◆ Work task
Match on the string "heart" in the entries below and return every matching line.

Records from a data collection
....................

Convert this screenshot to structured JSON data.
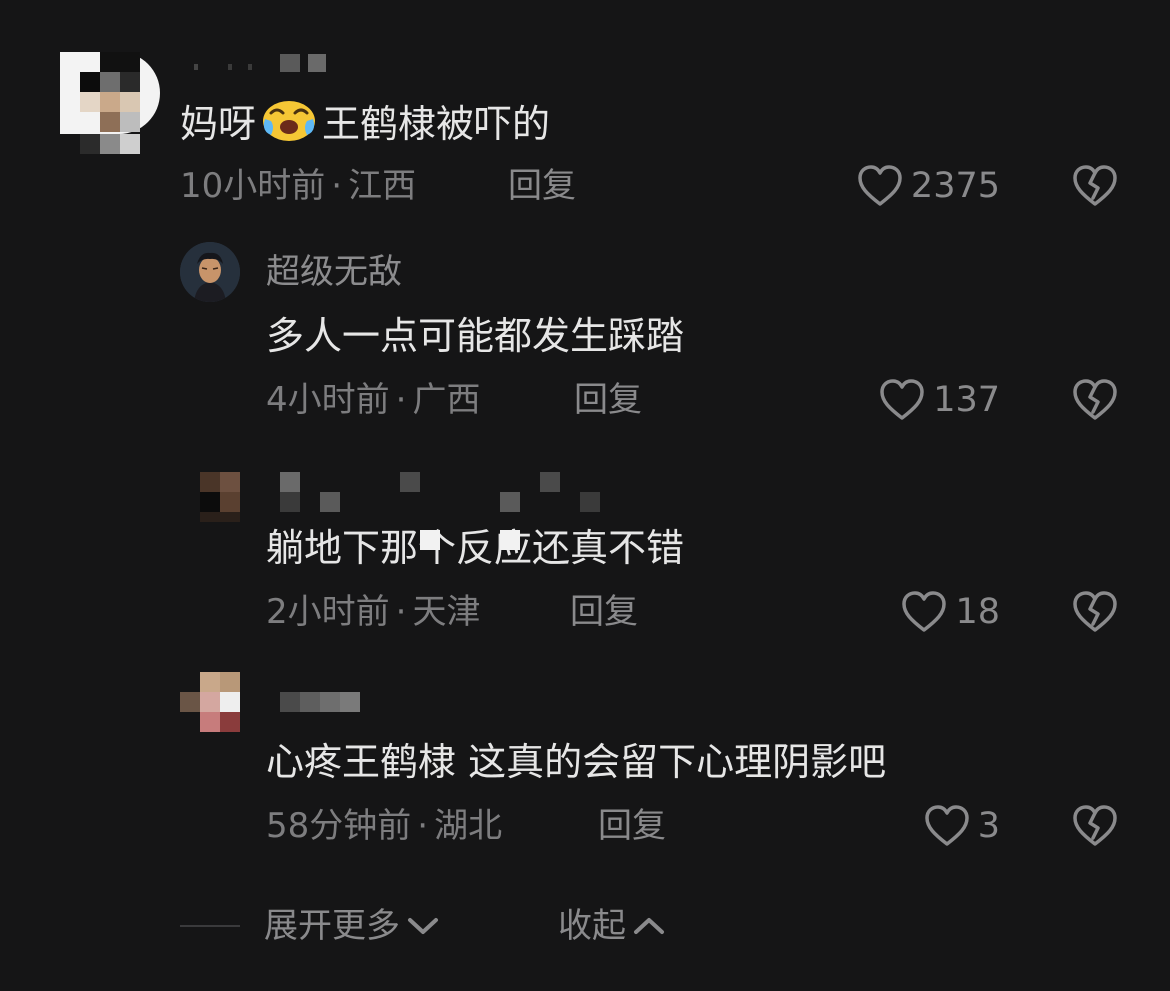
{
  "comments": [
    {
      "text_before": "妈呀",
      "emoji": "laughing-crying-emoji",
      "text_after": "王鹤棣被吓的",
      "time": "10小时前",
      "location": "江西",
      "reply_label": "回复",
      "likes": "2375"
    },
    {
      "username": "超级无敌",
      "text": "多人一点可能都发生踩踏",
      "time": "4小时前",
      "location": "广西",
      "reply_label": "回复",
      "likes": "137"
    },
    {
      "text": "躺地下那个反应还真不错",
      "time": "2小时前",
      "location": "天津",
      "reply_label": "回复",
      "likes": "18"
    },
    {
      "text": "心疼王鹤棣 这真的会留下心理阴影吧",
      "time": "58分钟前",
      "location": "湖北",
      "reply_label": "回复",
      "likes": "3"
    }
  ],
  "separator": "·",
  "footer": {
    "expand_label": "展开更多",
    "collapse_label": "收起"
  },
  "colors": {
    "background": "#151516",
    "primary_text": "#e6e6e6",
    "secondary_text": "#7d7d7f",
    "icon": "#8a8a8c"
  },
  "icons": {
    "like": "heart-outline-icon",
    "dislike": "broken-heart-icon",
    "expand": "chevron-down-icon",
    "collapse": "chevron-up-icon"
  }
}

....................

◆ Solution
    "like": "heart-outline-icon",
    "dislike": "broken-heart-icon",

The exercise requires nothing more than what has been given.